Study abroad for U.S. students has been characterized by classicism for decades. As a first-generation student in the late 1960s I fantasized about studying abroad but never took even the first step toward trying to make it happen. Today's figures about who studies abroad and where they go reflect a continuation of this classicism with numbers dominated by white students going to European countries.

An exception to past patterns is an increase among students who attend Historically Black Colleges & Universities (HBCUs). The numbers are growing at HBCUs and the places students want to go are very different than the historic patterns of white students. Quoting from the link above, "One of the patterns amongst students at HBCUs or minority institutions is that we see that students are much more interested in what one might consider heritage-related programming, which is why we see a lot of students from HBCUs going to Latin America and the Caribbean as well as to sub-Saharan Africa."

The fact that students studying abroad from HBCUs is increasing is helpful for many reasons. First and foremost, study abroad should not be limited to only a certain sub-population of U.S. students. An equally valuable outcome is that HBCU students are leading all U.S. students to places that are part of the new world order - outside traditional Westernized countries of Europe and North America.

Monday, September 10, 2018

Boston College Center for International Higher Education collection

I often cite Boston College Center for International Higher Education on this blog. BC publishes collections of these articles on an annual basis. The CIHE Perspectives No. 9 is a good collection of articles on a variety of topics from the last year.

College affordability

Institutions of higher education in the U.S.A. are often criticized for high tuition rates and the practice of discounting from the published price has driven institutions to models that are only marginally (if at all) effective from a fiscal point of view. Alex Usher compared U.S. and Canadian higher education policy and recommended that careful consideration of the Canadian model could help.

What is Canada doing? It has sought to stabilize tuition increases while at the same time offering more in grants through the Canada Millennium Scholarship Foundation and encouraging family savings through the Education Savings Grants program (over 50% of Canadians under the age of 18 now have these accounts). Usher concludes "What Canada shows is that other political outcomes are possible (i.e. a federal approach), and that a high-tuition/high-aid equilibria can be maintained, under the right conditions."

Tuesday, September 4, 2018

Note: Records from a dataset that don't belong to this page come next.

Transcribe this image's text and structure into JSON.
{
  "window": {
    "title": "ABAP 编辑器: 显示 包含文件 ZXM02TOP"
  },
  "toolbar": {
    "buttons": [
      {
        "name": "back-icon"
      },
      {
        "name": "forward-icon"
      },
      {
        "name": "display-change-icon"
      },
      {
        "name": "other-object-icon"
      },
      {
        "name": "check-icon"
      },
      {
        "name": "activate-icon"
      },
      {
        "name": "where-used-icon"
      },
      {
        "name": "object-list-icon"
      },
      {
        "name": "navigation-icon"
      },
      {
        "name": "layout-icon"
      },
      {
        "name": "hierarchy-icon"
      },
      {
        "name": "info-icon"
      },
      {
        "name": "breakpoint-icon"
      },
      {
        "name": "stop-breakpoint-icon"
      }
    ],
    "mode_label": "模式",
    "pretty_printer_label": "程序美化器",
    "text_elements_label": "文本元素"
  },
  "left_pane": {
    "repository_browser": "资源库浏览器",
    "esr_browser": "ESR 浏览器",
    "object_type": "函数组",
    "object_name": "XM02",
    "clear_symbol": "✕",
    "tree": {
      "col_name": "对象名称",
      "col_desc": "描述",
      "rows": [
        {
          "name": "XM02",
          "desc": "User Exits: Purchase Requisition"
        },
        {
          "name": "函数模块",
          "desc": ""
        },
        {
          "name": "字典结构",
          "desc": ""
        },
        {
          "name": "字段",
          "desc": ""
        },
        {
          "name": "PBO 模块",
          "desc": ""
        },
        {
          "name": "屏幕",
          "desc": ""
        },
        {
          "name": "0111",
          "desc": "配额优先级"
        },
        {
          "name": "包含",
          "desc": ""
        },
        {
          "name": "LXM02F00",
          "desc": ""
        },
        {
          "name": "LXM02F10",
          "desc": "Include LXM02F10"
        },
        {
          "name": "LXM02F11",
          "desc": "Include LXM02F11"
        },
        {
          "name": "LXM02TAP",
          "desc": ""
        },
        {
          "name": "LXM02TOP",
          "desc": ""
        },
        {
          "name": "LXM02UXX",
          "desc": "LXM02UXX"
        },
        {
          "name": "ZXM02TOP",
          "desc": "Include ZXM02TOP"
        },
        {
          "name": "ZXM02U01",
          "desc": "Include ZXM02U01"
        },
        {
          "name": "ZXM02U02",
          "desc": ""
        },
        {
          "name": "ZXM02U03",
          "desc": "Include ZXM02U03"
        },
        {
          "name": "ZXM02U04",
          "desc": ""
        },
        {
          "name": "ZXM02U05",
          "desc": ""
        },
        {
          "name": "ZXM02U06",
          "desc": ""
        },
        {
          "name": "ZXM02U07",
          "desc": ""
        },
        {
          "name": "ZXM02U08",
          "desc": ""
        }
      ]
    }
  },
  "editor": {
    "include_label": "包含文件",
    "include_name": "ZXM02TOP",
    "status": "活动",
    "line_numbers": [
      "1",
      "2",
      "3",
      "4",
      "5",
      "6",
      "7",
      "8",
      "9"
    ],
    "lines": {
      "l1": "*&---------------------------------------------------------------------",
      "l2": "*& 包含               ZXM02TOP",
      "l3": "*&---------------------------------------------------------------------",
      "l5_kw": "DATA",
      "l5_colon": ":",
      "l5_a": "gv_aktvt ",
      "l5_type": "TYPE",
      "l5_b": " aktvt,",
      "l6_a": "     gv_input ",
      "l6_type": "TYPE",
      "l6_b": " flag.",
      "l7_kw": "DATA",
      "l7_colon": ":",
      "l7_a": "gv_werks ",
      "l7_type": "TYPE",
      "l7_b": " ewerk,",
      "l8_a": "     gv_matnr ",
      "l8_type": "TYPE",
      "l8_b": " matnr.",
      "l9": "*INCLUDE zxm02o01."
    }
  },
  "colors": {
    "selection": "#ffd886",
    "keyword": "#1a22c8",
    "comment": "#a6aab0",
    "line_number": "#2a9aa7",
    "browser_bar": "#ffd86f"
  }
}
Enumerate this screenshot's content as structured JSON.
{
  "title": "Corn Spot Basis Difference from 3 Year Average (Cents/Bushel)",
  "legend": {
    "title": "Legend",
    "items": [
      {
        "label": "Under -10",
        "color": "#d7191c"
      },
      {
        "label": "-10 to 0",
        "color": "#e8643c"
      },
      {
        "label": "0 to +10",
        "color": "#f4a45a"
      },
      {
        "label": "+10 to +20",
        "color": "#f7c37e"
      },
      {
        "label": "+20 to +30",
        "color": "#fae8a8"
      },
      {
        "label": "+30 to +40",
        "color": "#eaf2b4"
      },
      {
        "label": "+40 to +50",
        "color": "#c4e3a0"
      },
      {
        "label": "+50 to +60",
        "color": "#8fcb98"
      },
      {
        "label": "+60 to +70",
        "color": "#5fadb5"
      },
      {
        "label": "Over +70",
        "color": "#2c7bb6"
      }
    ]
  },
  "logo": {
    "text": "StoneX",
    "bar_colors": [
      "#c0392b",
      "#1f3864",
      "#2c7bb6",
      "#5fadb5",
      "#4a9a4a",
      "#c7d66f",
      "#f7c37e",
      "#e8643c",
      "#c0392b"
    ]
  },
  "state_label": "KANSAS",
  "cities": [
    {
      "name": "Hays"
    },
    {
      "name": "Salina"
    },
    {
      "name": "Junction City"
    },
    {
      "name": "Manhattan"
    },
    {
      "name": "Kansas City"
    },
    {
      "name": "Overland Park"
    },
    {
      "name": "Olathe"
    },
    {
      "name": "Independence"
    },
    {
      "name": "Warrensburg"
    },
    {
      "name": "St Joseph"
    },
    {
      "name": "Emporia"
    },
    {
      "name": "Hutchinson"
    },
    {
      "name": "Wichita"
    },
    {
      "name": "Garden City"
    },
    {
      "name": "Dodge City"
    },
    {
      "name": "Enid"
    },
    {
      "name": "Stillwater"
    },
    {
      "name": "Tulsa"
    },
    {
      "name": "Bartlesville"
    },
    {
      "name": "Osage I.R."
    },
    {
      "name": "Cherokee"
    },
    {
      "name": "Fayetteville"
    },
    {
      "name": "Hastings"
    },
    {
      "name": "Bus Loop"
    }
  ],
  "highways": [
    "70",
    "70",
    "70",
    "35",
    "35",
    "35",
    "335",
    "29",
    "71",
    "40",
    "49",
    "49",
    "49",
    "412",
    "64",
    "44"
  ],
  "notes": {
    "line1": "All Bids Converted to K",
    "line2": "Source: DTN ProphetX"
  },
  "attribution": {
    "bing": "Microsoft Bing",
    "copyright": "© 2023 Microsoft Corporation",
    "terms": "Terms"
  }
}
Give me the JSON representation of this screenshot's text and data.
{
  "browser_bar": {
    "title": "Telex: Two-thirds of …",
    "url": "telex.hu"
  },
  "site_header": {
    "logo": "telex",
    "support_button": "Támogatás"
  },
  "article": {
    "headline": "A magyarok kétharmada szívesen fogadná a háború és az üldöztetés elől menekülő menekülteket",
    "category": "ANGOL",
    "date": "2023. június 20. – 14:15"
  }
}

Academic restrictions in China

As reported recently at a meeting of the American Political Science Association, a study has revealed that restrictions of various sorts are real for China scholars but the frequency of such incidents is lower than some might have anticipated - 9% of the sample of 500 individuals in the sample study. The term used for the 9% is that they were "taken to tea" by authorities but only 5% reported having been denied visas in relation to their work. This level of reported intervention by Chinese authorities is low compared to the fact that 53% of the China scholars consider their research somewhat politically sensitive and 14% consider it highly sensitive.

The authors of the paper on academic restriction of China Scholars, Sheena Chestnut Greitens and Rory Truex, indicate that "Our own conclusion is that the risks of research conduct in China are uncertain, highly individualized, and often not easily discernible from public information.

In addition to evidence that China scholars or scholars in China may be subject to being "taken to tea" or otherwise restricted in their work, the issue of self-censorship perhaps presents the greater difficulty. Whether or not a scholar is being watched or pressured, the perception of being watched can have a deep impact on what is researched and published.